Going through the lines below, tally those that include "icon", and give only the number.

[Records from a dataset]
►
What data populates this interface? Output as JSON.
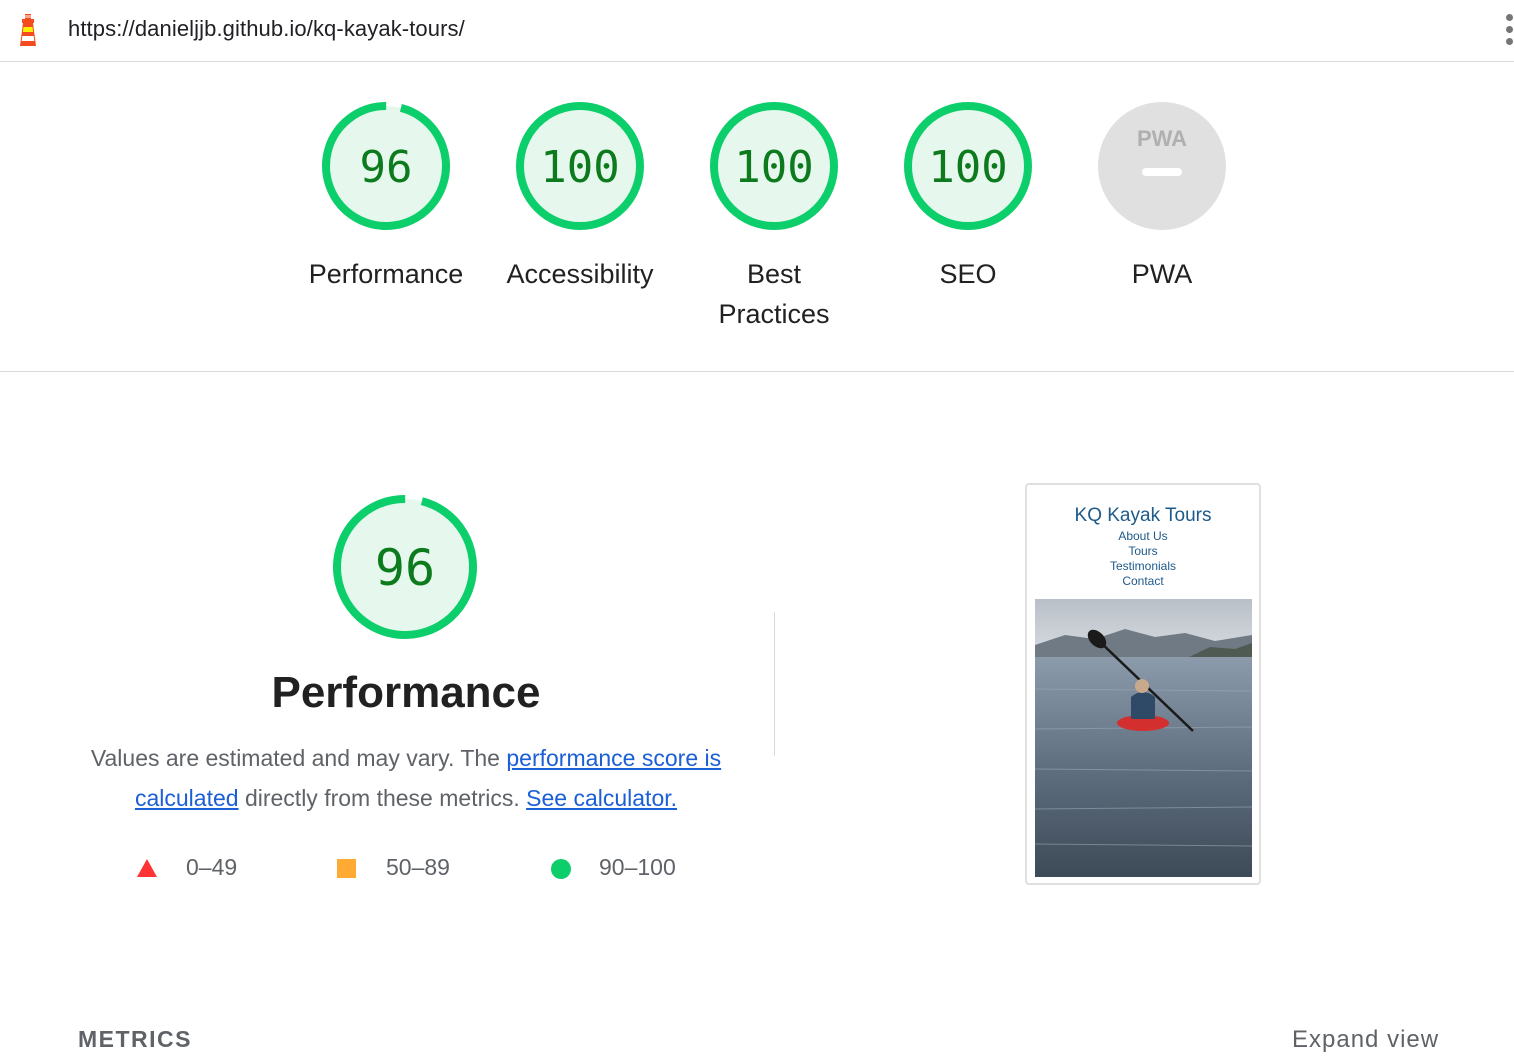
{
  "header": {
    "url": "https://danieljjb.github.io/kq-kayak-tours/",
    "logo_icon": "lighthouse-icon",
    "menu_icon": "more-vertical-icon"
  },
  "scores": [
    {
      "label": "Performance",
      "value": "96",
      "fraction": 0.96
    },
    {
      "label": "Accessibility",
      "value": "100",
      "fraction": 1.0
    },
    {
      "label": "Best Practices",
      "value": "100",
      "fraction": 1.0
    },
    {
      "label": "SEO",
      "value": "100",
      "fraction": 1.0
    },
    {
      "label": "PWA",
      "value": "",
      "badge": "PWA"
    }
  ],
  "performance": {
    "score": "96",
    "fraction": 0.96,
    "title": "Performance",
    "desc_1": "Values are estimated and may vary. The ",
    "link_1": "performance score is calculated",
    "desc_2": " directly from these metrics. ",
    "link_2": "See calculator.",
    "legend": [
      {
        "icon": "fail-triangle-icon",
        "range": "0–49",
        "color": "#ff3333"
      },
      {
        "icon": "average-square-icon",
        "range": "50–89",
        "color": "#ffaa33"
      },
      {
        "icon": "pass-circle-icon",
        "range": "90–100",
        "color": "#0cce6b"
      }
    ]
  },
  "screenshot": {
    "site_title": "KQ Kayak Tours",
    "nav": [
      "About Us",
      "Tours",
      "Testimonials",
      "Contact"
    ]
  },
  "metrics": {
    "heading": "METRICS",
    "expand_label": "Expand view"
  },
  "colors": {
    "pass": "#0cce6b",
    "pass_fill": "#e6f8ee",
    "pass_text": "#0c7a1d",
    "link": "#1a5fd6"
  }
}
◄
■ COMPLETED TASK ■
5